The Spirit Of Islam
Maintaining the bonds of kinship indeed enjoys extraordinary importance in Islam. Conversely, severing the ties is very high on the list of enormities. At two places in the Qur’an, Allah has cursed the one severing family ties. “And those who break the covenant of Allah, after its ratification, and sever that which Allah has commanded to be joined (i.e. they sever bond of kinship and are not good to their relatives) and work mischief in land, on them is the curse, and for them is the unhappy home (i.e. Hell)” [Ar-Rad 13:25. See also Muhammad, 47:22-23].
A cursed person is one who is deprived of the mercy of Allah. It is an indication of this deprivation that this sin is punished in this world as well as in the Hereafter. “There is no sin more deserving of having punishment meted out by Allah to its perpetrator in advance in this world along with what He stores up for him in the next world than oppression and severing ties of family.” [Tirmidhi]. Another hadith highlights the high stakes involved here in a compelling way: “Rahim (family ties) is a word derived from Ar-Rahman (The Compassionate One) And Allah says: ‘I shall keep connection with him who maintains you and sever connection with him who severs you.’” [Bukhari]
Silah-i-Rahmi has been defined as politeness, kind treatment, and concern for all one’s relatives even if distantly related, corrupt, non-Muslim, or unappreciative. While nearly every religion has emphasised good family relations, Islam has taken it to unprecedented heights. It is a duty to be discharged without an eye for reciprocity. A Muslim is required to be kind even to his non-Muslim relatives. Similarly he is required to be kind to even those relatives who are harsh to him.

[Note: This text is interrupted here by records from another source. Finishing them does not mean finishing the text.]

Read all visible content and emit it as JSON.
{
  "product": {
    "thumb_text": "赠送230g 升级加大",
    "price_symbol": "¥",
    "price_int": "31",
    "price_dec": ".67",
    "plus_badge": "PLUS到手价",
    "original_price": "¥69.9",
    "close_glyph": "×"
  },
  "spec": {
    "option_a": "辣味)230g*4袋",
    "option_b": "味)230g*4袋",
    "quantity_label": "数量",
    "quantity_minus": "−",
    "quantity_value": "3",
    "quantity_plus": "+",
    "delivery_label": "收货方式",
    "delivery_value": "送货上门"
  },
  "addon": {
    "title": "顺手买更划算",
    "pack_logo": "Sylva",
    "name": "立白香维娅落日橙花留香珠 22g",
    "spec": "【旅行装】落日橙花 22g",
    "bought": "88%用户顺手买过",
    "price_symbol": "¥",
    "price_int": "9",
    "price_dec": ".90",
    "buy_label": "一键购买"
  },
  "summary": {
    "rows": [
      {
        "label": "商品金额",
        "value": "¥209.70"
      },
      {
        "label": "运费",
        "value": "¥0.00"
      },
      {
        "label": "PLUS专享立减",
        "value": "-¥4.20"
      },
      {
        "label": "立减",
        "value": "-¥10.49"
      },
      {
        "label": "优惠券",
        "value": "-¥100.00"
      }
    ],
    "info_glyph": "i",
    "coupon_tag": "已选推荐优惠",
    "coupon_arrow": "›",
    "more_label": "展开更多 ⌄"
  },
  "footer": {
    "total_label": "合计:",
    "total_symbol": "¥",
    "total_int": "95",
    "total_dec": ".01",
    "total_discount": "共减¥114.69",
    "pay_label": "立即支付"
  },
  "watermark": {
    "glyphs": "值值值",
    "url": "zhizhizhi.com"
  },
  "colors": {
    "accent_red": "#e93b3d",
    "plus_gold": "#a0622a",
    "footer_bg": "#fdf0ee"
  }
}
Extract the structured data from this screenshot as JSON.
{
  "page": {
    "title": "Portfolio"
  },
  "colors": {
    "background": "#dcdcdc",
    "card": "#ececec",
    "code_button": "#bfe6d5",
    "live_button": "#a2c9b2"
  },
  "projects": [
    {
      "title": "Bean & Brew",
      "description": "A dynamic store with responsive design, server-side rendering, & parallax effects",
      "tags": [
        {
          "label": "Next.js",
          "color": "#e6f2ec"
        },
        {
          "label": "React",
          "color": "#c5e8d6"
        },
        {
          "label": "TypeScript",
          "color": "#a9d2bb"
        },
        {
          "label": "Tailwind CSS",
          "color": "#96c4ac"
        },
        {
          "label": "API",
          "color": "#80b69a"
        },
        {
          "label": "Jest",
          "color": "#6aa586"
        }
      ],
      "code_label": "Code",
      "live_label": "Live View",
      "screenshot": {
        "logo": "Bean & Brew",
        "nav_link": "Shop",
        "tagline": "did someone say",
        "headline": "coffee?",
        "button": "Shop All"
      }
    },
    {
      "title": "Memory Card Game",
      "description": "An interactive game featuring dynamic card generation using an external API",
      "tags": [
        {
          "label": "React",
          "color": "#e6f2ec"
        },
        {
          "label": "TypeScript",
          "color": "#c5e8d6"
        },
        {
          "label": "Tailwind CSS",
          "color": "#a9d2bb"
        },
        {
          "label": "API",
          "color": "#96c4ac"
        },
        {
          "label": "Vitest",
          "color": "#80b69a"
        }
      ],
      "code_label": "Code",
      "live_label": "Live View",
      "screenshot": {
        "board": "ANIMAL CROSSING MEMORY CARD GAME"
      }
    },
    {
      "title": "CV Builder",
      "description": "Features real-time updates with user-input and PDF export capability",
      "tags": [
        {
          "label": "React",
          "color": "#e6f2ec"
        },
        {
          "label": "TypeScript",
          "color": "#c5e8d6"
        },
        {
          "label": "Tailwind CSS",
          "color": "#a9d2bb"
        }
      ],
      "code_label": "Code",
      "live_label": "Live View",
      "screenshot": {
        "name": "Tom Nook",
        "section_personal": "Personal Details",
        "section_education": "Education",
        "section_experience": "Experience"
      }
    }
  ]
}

The most telling example in this regard is that of Sayyidna Abu Bakr (RA). Among the many people who benefited from his generosity was a relative Mistah (RA). The latter, unfortunately became involved in the scandal about the Mother of Believers, Sayyida Aisha (RA), which was started by the leader of the hypocrites. It was a whole month of torment and torture for all involved, after which verses of Surah Noor were revealed exonerating her and prescribing punishment for those involved in the false accusation. Feeling hurt and betrayed, Sayyidna Abu Bakr (RA), vowed never to help Mistah again. Yet the Qur’an asked him to forget and forgive and continue helping his relative, which he did. Is there another society that can even come close to this standard in maintaining family ties?
Islam came to set all our relationships right. This includes our relations with Allah as well as with other human beings. Silah-i-Rahmi is a very important part of the latter. Today, unfortunately, these teachings can mostly be found in Muslim societies in their violation. The best we do today is reciprocate; more commonly we backbite, cheat, and hurt our relatives and continue the spiral of hurt and humiliation as they respond. And we just abandon those of our relatives who are economically unfortunate.
There are three reasons for this sad situation. First is the widespread ignorance about Islamic teachings in this regard. Even in various Islamic groups subject hardly gets the attention it deserves. Second is the rampant materialism. While materialism hurts all aspects of our life, it is especially damaging to family ties for they require sacrifice of time, money and personal comfort. The third reason has to do with recent history. It is a “gift” of the transformation of Muslim societies under colonialism.
Under the influence of colonialism, urban centres throughout the Muslim world faithfully duplicated all of these problems. This was just what a blind following of the West promised. Relations between husband and wife, between parents and children, between workers and managers, between neighbours, between relatives, in other words between all segments of society were dealt a devastating blow.
— Courtesy: Albalagh.com